TASK BRIEF:
For each entry that follows, produce an exact copy.

◇ ◇ ◇ ◇ ◇

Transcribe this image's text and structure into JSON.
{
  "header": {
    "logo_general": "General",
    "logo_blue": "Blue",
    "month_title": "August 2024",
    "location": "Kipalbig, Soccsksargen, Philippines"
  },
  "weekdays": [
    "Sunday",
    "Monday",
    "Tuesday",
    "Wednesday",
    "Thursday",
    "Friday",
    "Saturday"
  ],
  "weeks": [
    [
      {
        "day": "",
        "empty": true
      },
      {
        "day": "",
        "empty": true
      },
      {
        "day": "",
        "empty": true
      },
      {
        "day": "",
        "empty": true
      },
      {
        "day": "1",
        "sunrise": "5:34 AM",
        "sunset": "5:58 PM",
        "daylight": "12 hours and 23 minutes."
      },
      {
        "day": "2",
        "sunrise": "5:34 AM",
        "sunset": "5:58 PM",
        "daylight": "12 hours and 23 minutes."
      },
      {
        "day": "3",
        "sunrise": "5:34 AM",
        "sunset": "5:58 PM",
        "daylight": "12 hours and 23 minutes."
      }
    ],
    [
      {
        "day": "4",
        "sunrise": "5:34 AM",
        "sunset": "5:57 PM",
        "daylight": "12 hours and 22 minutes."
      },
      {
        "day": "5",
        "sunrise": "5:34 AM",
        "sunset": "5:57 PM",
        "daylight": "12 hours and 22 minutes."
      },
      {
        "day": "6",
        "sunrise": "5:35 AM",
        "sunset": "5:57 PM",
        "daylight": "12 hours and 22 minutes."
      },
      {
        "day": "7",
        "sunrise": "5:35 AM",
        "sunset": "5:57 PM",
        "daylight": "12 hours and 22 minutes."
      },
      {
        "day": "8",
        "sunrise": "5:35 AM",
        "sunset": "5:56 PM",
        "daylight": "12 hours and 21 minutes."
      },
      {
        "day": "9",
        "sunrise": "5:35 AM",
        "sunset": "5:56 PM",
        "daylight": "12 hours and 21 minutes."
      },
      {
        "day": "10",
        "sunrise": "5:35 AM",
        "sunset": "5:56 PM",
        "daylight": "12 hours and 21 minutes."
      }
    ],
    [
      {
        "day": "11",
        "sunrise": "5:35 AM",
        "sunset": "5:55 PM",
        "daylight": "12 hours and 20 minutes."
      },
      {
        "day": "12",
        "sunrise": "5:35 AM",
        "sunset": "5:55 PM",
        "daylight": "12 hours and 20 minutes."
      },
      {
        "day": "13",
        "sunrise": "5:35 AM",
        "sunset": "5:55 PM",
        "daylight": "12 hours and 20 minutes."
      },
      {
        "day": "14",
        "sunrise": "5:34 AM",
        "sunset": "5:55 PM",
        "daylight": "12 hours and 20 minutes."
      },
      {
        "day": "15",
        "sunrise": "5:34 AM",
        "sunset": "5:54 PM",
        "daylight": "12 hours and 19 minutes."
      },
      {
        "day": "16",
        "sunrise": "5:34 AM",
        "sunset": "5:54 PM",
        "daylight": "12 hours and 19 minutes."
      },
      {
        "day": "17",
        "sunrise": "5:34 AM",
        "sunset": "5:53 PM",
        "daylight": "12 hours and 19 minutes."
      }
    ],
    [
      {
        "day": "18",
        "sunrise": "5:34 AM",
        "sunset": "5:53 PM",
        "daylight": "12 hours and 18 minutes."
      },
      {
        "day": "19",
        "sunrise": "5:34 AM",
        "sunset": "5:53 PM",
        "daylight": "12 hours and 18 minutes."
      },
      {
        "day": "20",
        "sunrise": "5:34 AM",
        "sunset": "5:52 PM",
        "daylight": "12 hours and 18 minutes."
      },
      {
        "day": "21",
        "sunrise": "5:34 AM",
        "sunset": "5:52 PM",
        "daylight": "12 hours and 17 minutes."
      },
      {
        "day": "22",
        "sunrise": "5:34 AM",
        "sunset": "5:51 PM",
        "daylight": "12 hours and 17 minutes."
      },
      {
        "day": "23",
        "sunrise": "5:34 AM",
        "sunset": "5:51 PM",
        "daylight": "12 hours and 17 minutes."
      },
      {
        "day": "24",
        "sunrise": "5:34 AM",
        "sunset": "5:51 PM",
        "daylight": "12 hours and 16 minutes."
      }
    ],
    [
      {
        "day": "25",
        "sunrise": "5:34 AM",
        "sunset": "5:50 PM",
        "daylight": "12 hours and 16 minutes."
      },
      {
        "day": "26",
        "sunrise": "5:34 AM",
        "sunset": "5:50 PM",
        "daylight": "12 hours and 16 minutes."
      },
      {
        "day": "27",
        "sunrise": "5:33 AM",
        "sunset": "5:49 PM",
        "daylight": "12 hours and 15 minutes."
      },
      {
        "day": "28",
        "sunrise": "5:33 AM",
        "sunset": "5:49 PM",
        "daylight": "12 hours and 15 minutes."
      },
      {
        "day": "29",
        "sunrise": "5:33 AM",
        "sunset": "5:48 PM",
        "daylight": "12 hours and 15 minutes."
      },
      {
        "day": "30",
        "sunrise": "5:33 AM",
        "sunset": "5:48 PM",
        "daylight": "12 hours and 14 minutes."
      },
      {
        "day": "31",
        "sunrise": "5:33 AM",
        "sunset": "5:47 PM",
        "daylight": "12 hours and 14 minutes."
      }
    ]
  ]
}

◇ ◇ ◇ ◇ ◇

EXPECTED OUTPUT:
Transcribe this image's text and structure into JSON.
{
  "header": {
    "logo_general": "General",
    "logo_blue": "Blue",
    "month_title": "August 2024",
    "location": "Kipalbig, Soccsksargen, Philippines"
  },
  "weekdays": [
    "Sunday",
    "Monday",
    "Tuesday",
    "Wednesday",
    "Thursday",
    "Friday",
    "Saturday"
  ],
  "weeks": [
    [
      {
        "day": "",
        "empty": true
      },
      {
        "day": "",
        "empty": true
      },
      {
        "day": "",
        "empty": true
      },
      {
        "day": "",
        "empty": true
      },
      {
        "day": "1",
        "sunrise": "5:34 AM",
        "sunset": "5:58 PM",
        "daylight": "12 hours and 23 minutes."
      },
      {
        "day": "2",
        "sunrise": "5:34 AM",
        "sunset": "5:58 PM",
        "daylight": "12 hours and 23 minutes."
      },
      {
        "day": "3",
        "sunrise": "5:34 AM",
        "sunset": "5:58 PM",
        "daylight": "12 hours and 23 minutes."
      }
    ],
    [
      {
        "day": "4",
        "sunrise": "5:34 AM",
        "sunset": "5:57 PM",
        "daylight": "12 hours and 22 minutes."
      },
      {
        "day": "5",
        "sunrise": "5:34 AM",
        "sunset": "5:57 PM",
        "daylight": "12 hours and 22 minutes."
      },
      {
        "day": "6",
        "sunrise": "5:35 AM",
        "sunset": "5:57 PM",
        "daylight": "12 hours and 22 minutes."
      },
      {
        "day": "7",
        "sunrise": "5:35 AM",
        "sunset": "5:57 PM",
        "daylight": "12 hours and 22 minutes."
      },
      {
        "day": "8",
        "sunrise": "5:35 AM",
        "sunset": "5:56 PM",
        "daylight": "12 hours and 21 minutes."
      },
      {
        "day": "9",
        "sunrise": "5:35 AM",
        "sunset": "5:56 PM",
        "daylight": "12 hours and 21 minutes."
      },
      {
        "day": "10",
        "sunrise": "5:35 AM",
        "sunset": "5:56 PM",
        "daylight": "12 hours and 21 minutes."
      }
    ],
    [
      {
        "day": "11",
        "sunrise": "5:35 AM",
        "sunset": "5:55 PM",
        "daylight": "12 hours and 20 minutes."
      },
      {
        "day": "12",
        "sunrise": "5:35 AM",
        "sunset": "5:55 PM",
        "daylight": "12 hours and 20 minutes."
      },
      {
        "day": "13",
        "sunrise": "5:35 AM",
        "sunset": "5:55 PM",
        "daylight": "12 hours and 20 minutes."
      },
      {
        "day": "14",
        "sunrise": "5:34 AM",
        "sunset": "5:55 PM",
        "daylight": "12 hours and 20 minutes."
      },
      {
        "day": "15",
        "sunrise": "5:34 AM",
        "sunset": "5:54 PM",
        "daylight": "12 hours and 19 minutes."
      },
      {
        "day": "16",
        "sunrise": "5:34 AM",
        "sunset": "5:54 PM",
        "daylight": "12 hours and 19 minutes."
      },
      {
        "day": "17",
        "sunrise": "5:34 AM",
        "sunset": "5:53 PM",
        "daylight": "12 hours and 19 minutes."
      }
    ],
    [
      {
        "day": "18",
        "sunrise": "5:34 AM",
        "sunset": "5:53 PM",
        "daylight": "12 hours and 18 minutes."
      },
      {
        "day": "19",
        "sunrise": "5:34 AM",
        "sunset": "5:53 PM",
        "daylight": "12 hours and 18 minutes."
      },
      {
        "day": "20",
        "sunrise": "5:34 AM",
        "sunset": "5:52 PM",
        "daylight": "12 hours and 18 minutes."
      },
      {
        "day": "21",
        "sunrise": "5:34 AM",
        "sunset": "5:52 PM",
        "daylight": "12 hours and 17 minutes."
      },
      {
        "day": "22",
        "sunrise": "5:34 AM",
        "sunset": "5:51 PM",
        "daylight": "12 hours and 17 minutes."
      },
      {
        "day": "23",
        "sunrise": "5:34 AM",
        "sunset": "5:51 PM",
        "daylight": "12 hours and 17 minutes."
      },
      {
        "day": "24",
        "sunrise": "5:34 AM",
        "sunset": "5:51 PM",
        "daylight": "12 hours and 16 minutes."
      }
    ],
    [
      {
        "day": "25",
        "sunrise": "5:34 AM",
        "sunset": "5:50 PM",
        "daylight": "12 hours and 16 minutes."
      },
      {
        "day": "26",
        "sunrise": "5:34 AM",
        "sunset": "5:50 PM",
        "daylight": "12 hours and 16 minutes."
      },
      {
        "day": "27",
        "sunrise": "5:33 AM",
        "sunset": "5:49 PM",
        "daylight": "12 hours and 15 minutes."
      },
      {
        "day": "28",
        "sunrise": "5:33 AM",
        "sunset": "5:49 PM",
        "daylight": "12 hours and 15 minutes."
      },
      {
        "day": "29",
        "sunrise": "5:33 AM",
        "sunset": "5:48 PM",
        "daylight": "12 hours and 15 minutes."
      },
      {
        "day": "30",
        "sunrise": "5:33 AM",
        "sunset": "5:48 PM",
        "daylight": "12 hours and 14 minutes."
      },
      {
        "day": "31",
        "sunrise": "5:33 AM",
        "sunset": "5:47 PM",
        "daylight": "12 hours and 14 minutes."
      }
    ]
  ]
}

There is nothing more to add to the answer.